A verbatim repetition of the data below is requested, without images.
*** Opening of EXERCISE INPUTS ***
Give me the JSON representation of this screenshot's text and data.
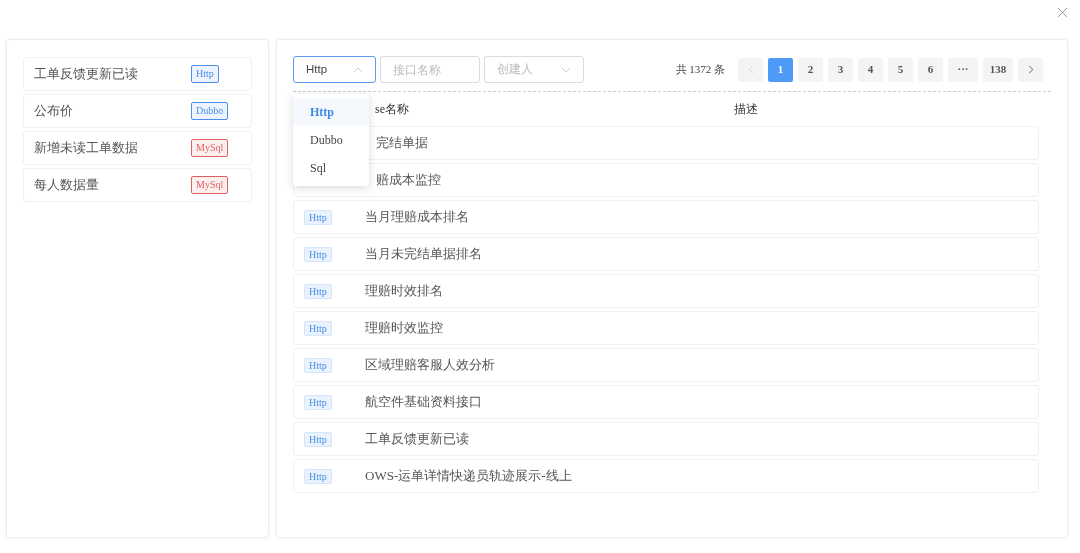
{
  "saved_list": [
    {
      "name": "工单反馈更新已读",
      "tag": "Http",
      "color": "#4a8fe8"
    },
    {
      "name": "公布价",
      "tag": "Dubbo",
      "color": "#4a8fe8"
    },
    {
      "name": "新增未读工单数据",
      "tag": "MySql",
      "color": "#e06060"
    },
    {
      "name": "每人数据量",
      "tag": "MySql",
      "color": "#e06060"
    }
  ],
  "toolbar": {
    "type_select": {
      "value": "Http",
      "expanded": true,
      "options": [
        {
          "label": "Http",
          "selected": true
        },
        {
          "label": "Dubbo",
          "selected": false
        },
        {
          "label": "Sql",
          "selected": false
        }
      ]
    },
    "name_field": {
      "placeholder": "接口名称"
    },
    "creator_select": {
      "placeholder": "创建人"
    }
  },
  "pagination": {
    "total": "共 1372 条",
    "prev_disabled": true,
    "next_disabled": false,
    "pages": [
      {
        "label": "1",
        "selected": true
      },
      {
        "label": "2",
        "selected": false
      },
      {
        "label": "3",
        "selected": false
      },
      {
        "label": "4",
        "selected": false
      },
      {
        "label": "5",
        "selected": false
      },
      {
        "label": "6",
        "selected": false
      },
      {
        "label": "···",
        "selected": false
      },
      {
        "label": "138",
        "selected": false
      }
    ]
  },
  "table": {
    "columns": [
      "se名称",
      "描述"
    ],
    "rows": [
      {
        "name": "完结单据"
      },
      {
        "name": "赔成本监控"
      },
      {
        "tag": "Http",
        "name": "当月理赔成本排名"
      },
      {
        "tag": "Http",
        "name": "当月未完结单据排名"
      },
      {
        "tag": "Http",
        "name": "理赔时效排名"
      },
      {
        "tag": "Http",
        "name": "理赔时效监控"
      },
      {
        "tag": "Http",
        "name": "区域理赔客服人效分析"
      },
      {
        "tag": "Http",
        "name": "航空件基础资料接口"
      },
      {
        "tag": "Http",
        "name": "工单反馈更新已读"
      },
      {
        "tag": "Http",
        "name": "OWS-运单详情快递员轨迹展示-线上"
      }
    ]
  }
}
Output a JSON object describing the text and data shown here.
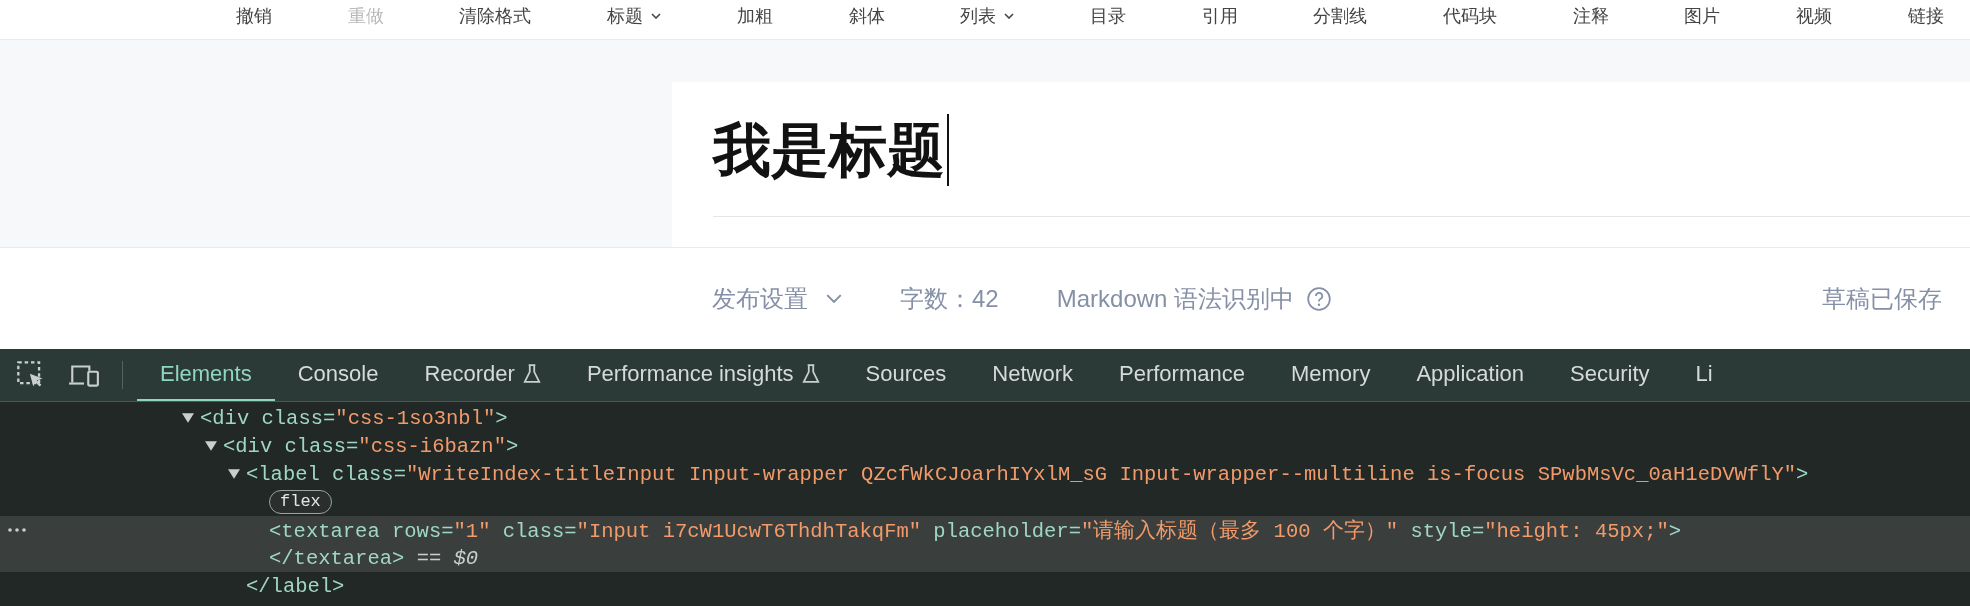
{
  "toolbar": {
    "items": [
      {
        "label": "撤销",
        "disabled": false,
        "dropdown": false
      },
      {
        "label": "重做",
        "disabled": true,
        "dropdown": false
      },
      {
        "label": "清除格式",
        "disabled": false,
        "dropdown": false
      },
      {
        "label": "标题",
        "disabled": false,
        "dropdown": true
      },
      {
        "label": "加粗",
        "disabled": false,
        "dropdown": false
      },
      {
        "label": "斜体",
        "disabled": false,
        "dropdown": false
      },
      {
        "label": "列表",
        "disabled": false,
        "dropdown": true
      },
      {
        "label": "目录",
        "disabled": false,
        "dropdown": false
      },
      {
        "label": "引用",
        "disabled": false,
        "dropdown": false
      },
      {
        "label": "分割线",
        "disabled": false,
        "dropdown": false
      },
      {
        "label": "代码块",
        "disabled": false,
        "dropdown": false
      },
      {
        "label": "注释",
        "disabled": false,
        "dropdown": false
      },
      {
        "label": "图片",
        "disabled": false,
        "dropdown": false
      },
      {
        "label": "视频",
        "disabled": false,
        "dropdown": false
      },
      {
        "label": "链接",
        "disabled": false,
        "dropdown": false
      }
    ]
  },
  "editor": {
    "title": "我是标题",
    "focused": true
  },
  "footer": {
    "publish_settings": "发布设置",
    "word_count": "字数：42",
    "markdown_status": "Markdown 语法识别中",
    "save_status": "草稿已保存"
  },
  "devtools": {
    "tabs": [
      {
        "label": "Elements",
        "selected": true,
        "experimental": false
      },
      {
        "label": "Console",
        "selected": false,
        "experimental": false
      },
      {
        "label": "Recorder",
        "selected": false,
        "experimental": true
      },
      {
        "label": "Performance insights",
        "selected": false,
        "experimental": true
      },
      {
        "label": "Sources",
        "selected": false,
        "experimental": false
      },
      {
        "label": "Network",
        "selected": false,
        "experimental": false
      },
      {
        "label": "Performance",
        "selected": false,
        "experimental": false
      },
      {
        "label": "Memory",
        "selected": false,
        "experimental": false
      },
      {
        "label": "Application",
        "selected": false,
        "experimental": false
      },
      {
        "label": "Security",
        "selected": false,
        "experimental": false
      },
      {
        "label": "Li",
        "selected": false,
        "experimental": false
      }
    ],
    "dom_tree": [
      {
        "expanded": true,
        "selected": false,
        "open": [
          {
            "kind": "tag",
            "text": "<div"
          },
          {
            "kind": "attr",
            "text": " class"
          },
          {
            "kind": "tag",
            "text": "="
          },
          {
            "kind": "value",
            "text": "\"css-1so3nbl\""
          },
          {
            "kind": "tag",
            "text": ">"
          }
        ],
        "children": [
          {
            "expanded": true,
            "selected": false,
            "open": [
              {
                "kind": "tag",
                "text": "<div"
              },
              {
                "kind": "attr",
                "text": " class"
              },
              {
                "kind": "tag",
                "text": "="
              },
              {
                "kind": "value",
                "text": "\"css-i6bazn\""
              },
              {
                "kind": "tag",
                "text": ">"
              }
            ],
            "children": [
              {
                "expanded": true,
                "selected": false,
                "badge": "flex",
                "open": [
                  {
                    "kind": "tag",
                    "text": "<label"
                  },
                  {
                    "kind": "attr",
                    "text": " class"
                  },
                  {
                    "kind": "tag",
                    "text": "="
                  },
                  {
                    "kind": "value",
                    "text": "\"WriteIndex-titleInput Input-wrapper QZcfWkCJoarhIYxlM_sG Input-wrapper--multiline is-focus SPwbMsVc_0aH1eDVWflY\""
                  },
                  {
                    "kind": "tag",
                    "text": ">"
                  }
                ],
                "children": [
                  {
                    "selected": true,
                    "open": [
                      {
                        "kind": "tag",
                        "text": "<textarea"
                      },
                      {
                        "kind": "attr",
                        "text": " rows"
                      },
                      {
                        "kind": "tag",
                        "text": "="
                      },
                      {
                        "kind": "value",
                        "text": "\"1\""
                      },
                      {
                        "kind": "attr",
                        "text": " class"
                      },
                      {
                        "kind": "tag",
                        "text": "="
                      },
                      {
                        "kind": "value",
                        "text": "\"Input i7cW1UcwT6ThdhTakqFm\""
                      },
                      {
                        "kind": "attr",
                        "text": " placeholder"
                      },
                      {
                        "kind": "tag",
                        "text": "="
                      },
                      {
                        "kind": "value",
                        "text": "\"请输入标题（最多 100 个字）\""
                      },
                      {
                        "kind": "attr",
                        "text": " style"
                      },
                      {
                        "kind": "tag",
                        "text": "="
                      },
                      {
                        "kind": "value",
                        "text": "\"height: 45px;\""
                      },
                      {
                        "kind": "tag",
                        "text": ">"
                      }
                    ],
                    "close": [
                      {
                        "kind": "tag",
                        "text": "</textarea>"
                      },
                      {
                        "kind": "note",
                        "text": " == "
                      },
                      {
                        "kind": "ref",
                        "text": "$0"
                      }
                    ]
                  }
                ],
                "close": [
                  {
                    "kind": "tag",
                    "text": "</label>"
                  }
                ]
              }
            ]
          }
        ]
      }
    ]
  }
}
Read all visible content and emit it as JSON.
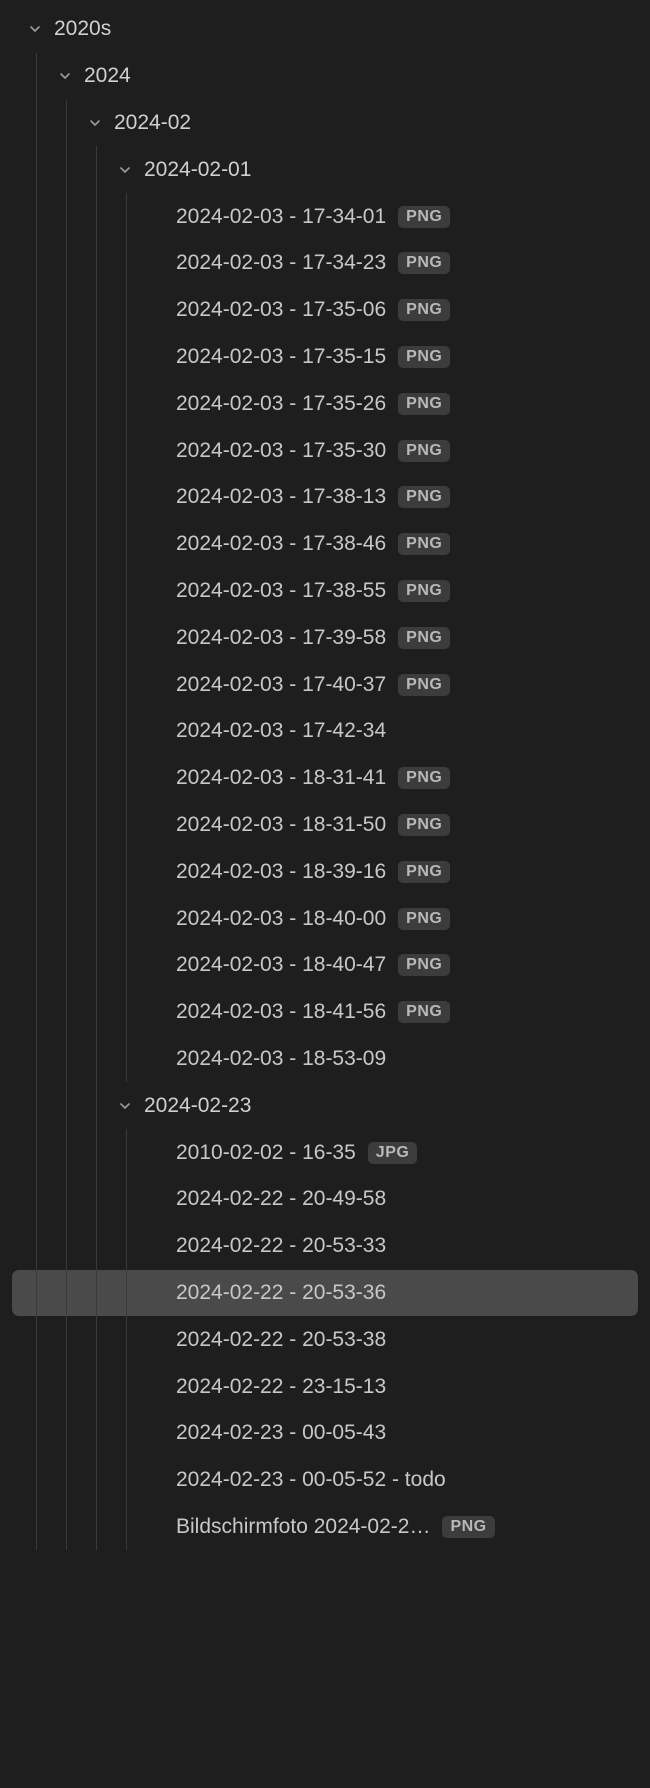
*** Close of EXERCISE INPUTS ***
ANSWER TO THIS TASK:
Give me the JSON representation of this screenshot's text and data.
{
  "saved_list": [
    {
      "name": "工单反馈更新已读",
      "tag": "Http",
      "color": "#4a8fe8"
    },
    {
      "name": "公布价",
      "tag": "Dubbo",
      "color": "#4a8fe8"
    },
    {
      "name": "新增未读工单数据",
      "tag": "MySql",
      "color": "#e06060"
    },
    {
      "name": "每人数据量",
      "tag": "MySql",
      "color": "#e06060"
    }
  ],
  "toolbar": {
    "type_select": {
      "value": "Http",
      "expanded": true,
      "options": [
        {
          "label": "Http",
          "selected": true
        },
        {
          "label": "Dubbo",
          "selected": false
        },
        {
          "label": "Sql",
          "selected": false
        }
      ]
    },
    "name_field": {
      "placeholder": "接口名称"
    },
    "creator_select": {
      "placeholder": "创建人"
    }
  },
  "pagination": {
    "total": "共 1372 条",
    "prev_disabled": true,
    "next_disabled": false,
    "pages": [
      {
        "label": "1",
        "selected": true
      },
      {
        "label": "2",
        "selected": false
      },
      {
        "label": "3",
        "selected": false
      },
      {
        "label": "4",
        "selected": false
      },
      {
        "label": "5",
        "selected": false
      },
      {
        "label": "6",
        "selected": false
      },
      {
        "label": "···",
        "selected": false
      },
      {
        "label": "138",
        "selected": false
      }
    ]
  },
  "table": {
    "columns": [
      "se名称",
      "描述"
    ],
    "rows": [
      {
        "name": "完结单据"
      },
      {
        "name": "赔成本监控"
      },
      {
        "tag": "Http",
        "name": "当月理赔成本排名"
      },
      {
        "tag": "Http",
        "name": "当月未完结单据排名"
      },
      {
        "tag": "Http",
        "name": "理赔时效排名"
      },
      {
        "tag": "Http",
        "name": "理赔时效监控"
      },
      {
        "tag": "Http",
        "name": "区域理赔客服人效分析"
      },
      {
        "tag": "Http",
        "name": "航空件基础资料接口"
      },
      {
        "tag": "Http",
        "name": "工单反馈更新已读"
      },
      {
        "tag": "Http",
        "name": "OWS-运单详情快递员轨迹展示-线上"
      }
    ]
  }
}
Output a JSON object describing the text and data shown here.
{
  "toolbar": {
    "items": [
      {
        "label": "撤销",
        "disabled": false,
        "dropdown": false
      },
      {
        "label": "重做",
        "disabled": true,
        "dropdown": false
      },
      {
        "label": "清除格式",
        "disabled": false,
        "dropdown": false
      },
      {
        "label": "标题",
        "disabled": false,
        "dropdown": true
      },
      {
        "label": "加粗",
        "disabled": false,
        "dropdown": false
      },
      {
        "label": "斜体",
        "disabled": false,
        "dropdown": false
      },
      {
        "label": "列表",
        "disabled": false,
        "dropdown": true
      },
      {
        "label": "目录",
        "disabled": false,
        "dropdown": false
      },
      {
        "label": "引用",
        "disabled": false,
        "dropdown": false
      },
      {
        "label": "分割线",
        "disabled": false,
        "dropdown": false
      },
      {
        "label": "代码块",
        "disabled": false,
        "dropdown": false
      },
      {
        "label": "注释",
        "disabled": false,
        "dropdown": false
      },
      {
        "label": "图片",
        "disabled": false,
        "dropdown": false
      },
      {
        "label": "视频",
        "disabled": false,
        "dropdown": false
      },
      {
        "label": "链接",
        "disabled": false,
        "dropdown": false
      }
    ]
  },
  "editor": {
    "title": "我是标题",
    "focused": true
  },
  "footer": {
    "publish_settings": "发布设置",
    "word_count": "字数：42",
    "markdown_status": "Markdown 语法识别中",
    "save_status": "草稿已保存"
  },
  "devtools": {
    "tabs": [
      {
        "label": "Elements",
        "selected": true,
        "experimental": false
      },
      {
        "label": "Console",
        "selected": false,
        "experimental": false
      },
      {
        "label": "Recorder",
        "selected": false,
        "experimental": true
      },
      {
        "label": "Performance insights",
        "selected": false,
        "experimental": true
      },
      {
        "label": "Sources",
        "selected": false,
        "experimental": false
      },
      {
        "label": "Network",
        "selected": false,
        "experimental": false
      },
      {
        "label": "Performance",
        "selected": false,
        "experimental": false
      },
      {
        "label": "Memory",
        "selected": false,
        "experimental": false
      },
      {
        "label": "Application",
        "selected": false,
        "experimental": false
      },
      {
        "label": "Security",
        "selected": false,
        "experimental": false
      },
      {
        "label": "Li",
        "selected": false,
        "experimental": false
      }
    ],
    "dom_tree": [
      {
        "expanded": true,
        "selected": false,
        "open": [
          {
            "kind": "tag",
            "text": "<div"
          },
          {
            "kind": "attr",
            "text": " class"
          },
          {
            "kind": "tag",
            "text": "="
          },
          {
            "kind": "value",
            "text": "\"css-1so3nbl\""
          },
          {
            "kind": "tag",
            "text": ">"
          }
        ],
        "children": [
          {
            "expanded": true,
            "selected": false,
            "open": [
              {
                "kind": "tag",
                "text": "<div"
              },
              {
                "kind": "attr",
                "text": " class"
              },
              {
                "kind": "tag",
                "text": "="
              },
              {
                "kind": "value",
                "text": "\"css-i6bazn\""
              },
              {
                "kind": "tag",
                "text": ">"
              }
            ],
            "children": [
              {
                "expanded": true,
                "selected": false,
                "badge": "flex",
                "open": [
                  {
                    "kind": "tag",
                    "text": "<label"
                  },
                  {
                    "kind": "attr",
                    "text": " class"
                  },
                  {
                    "kind": "tag",
                    "text": "="
                  },
                  {
                    "kind": "value",
                    "text": "\"WriteIndex-titleInput Input-wrapper QZcfWkCJoarhIYxlM_sG Input-wrapper--multiline is-focus SPwbMsVc_0aH1eDVWflY\""
                  },
                  {
                    "kind": "tag",
                    "text": ">"
                  }
                ],
                "children": [
                  {
                    "selected": true,
                    "open": [
                      {
                        "kind": "tag",
                        "text": "<textarea"
                      },
                      {
                        "kind": "attr",
                        "text": " rows"
                      },
                      {
                        "kind": "tag",
                        "text": "="
                      },
                      {
                        "kind": "value",
                        "text": "\"1\""
                      },
                      {
                        "kind": "attr",
                        "text": " class"
                      },
                      {
                        "kind": "tag",
                        "text": "="
                      },
                      {
                        "kind": "value",
                        "text": "\"Input i7cW1UcwT6ThdhTakqFm\""
                      },
                      {
                        "kind": "attr",
                        "text": " placeholder"
                      },
                      {
                        "kind": "tag",
                        "text": "="
                      },
                      {
                        "kind": "value",
                        "text": "\"请输入标题（最多 100 个字）\""
                      },
                      {
                        "kind": "attr",
                        "text": " style"
                      },
                      {
                        "kind": "tag",
                        "text": "="
                      },
                      {
                        "kind": "value",
                        "text": "\"height: 45px;\""
                      },
                      {
                        "kind": "tag",
                        "text": ">"
                      }
                    ],
                    "close": [
                      {
                        "kind": "tag",
                        "text": "</textarea>"
                      },
                      {
                        "kind": "note",
                        "text": " == "
                      },
                      {
                        "kind": "ref",
                        "text": "$0"
                      }
                    ]
                  }
                ],
                "close": [
                  {
                    "kind": "tag",
                    "text": "</label>"
                  }
                ]
              }
            ]
          }
        ]
      }
    ]
  }
}
Read all visible content and emit it as JSON.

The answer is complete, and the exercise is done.